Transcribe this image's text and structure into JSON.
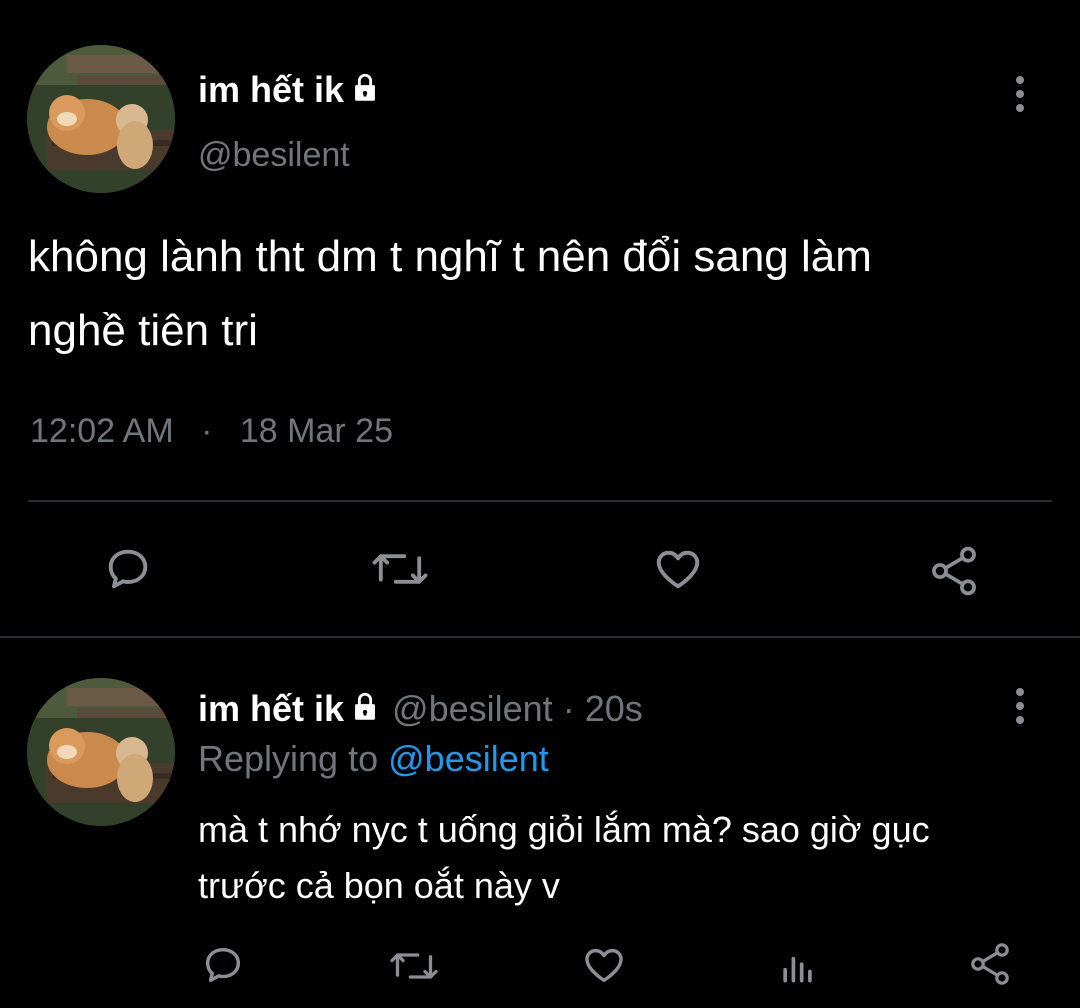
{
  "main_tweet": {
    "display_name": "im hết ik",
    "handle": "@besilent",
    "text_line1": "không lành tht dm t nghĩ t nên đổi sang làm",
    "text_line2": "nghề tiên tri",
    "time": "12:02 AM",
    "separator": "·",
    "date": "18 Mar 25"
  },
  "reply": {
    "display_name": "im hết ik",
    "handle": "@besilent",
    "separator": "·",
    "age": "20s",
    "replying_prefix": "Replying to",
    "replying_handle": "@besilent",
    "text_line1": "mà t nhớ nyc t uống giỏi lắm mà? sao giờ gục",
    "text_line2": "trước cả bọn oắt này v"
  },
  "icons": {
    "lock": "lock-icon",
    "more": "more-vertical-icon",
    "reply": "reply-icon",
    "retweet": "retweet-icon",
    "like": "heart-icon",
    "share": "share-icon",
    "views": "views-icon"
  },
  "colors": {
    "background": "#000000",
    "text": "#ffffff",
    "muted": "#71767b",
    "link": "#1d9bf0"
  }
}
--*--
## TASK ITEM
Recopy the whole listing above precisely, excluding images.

## WRITTEN SOLUTION
Transcribe this image's text and structure into JSON.
{
  "main_tweet": {
    "display_name": "im hết ik",
    "handle": "@besilent",
    "text_line1": "không lành tht dm t nghĩ t nên đổi sang làm",
    "text_line2": "nghề tiên tri",
    "time": "12:02 AM",
    "separator": "·",
    "date": "18 Mar 25"
  },
  "reply": {
    "display_name": "im hết ik",
    "handle": "@besilent",
    "separator": "·",
    "age": "20s",
    "replying_prefix": "Replying to",
    "replying_handle": "@besilent",
    "text_line1": "mà t nhớ nyc t uống giỏi lắm mà? sao giờ gục",
    "text_line2": "trước cả bọn oắt này v"
  },
  "icons": {
    "lock": "lock-icon",
    "more": "more-vertical-icon",
    "reply": "reply-icon",
    "retweet": "retweet-icon",
    "like": "heart-icon",
    "share": "share-icon",
    "views": "views-icon"
  },
  "colors": {
    "background": "#000000",
    "text": "#ffffff",
    "muted": "#71767b",
    "link": "#1d9bf0"
  }
}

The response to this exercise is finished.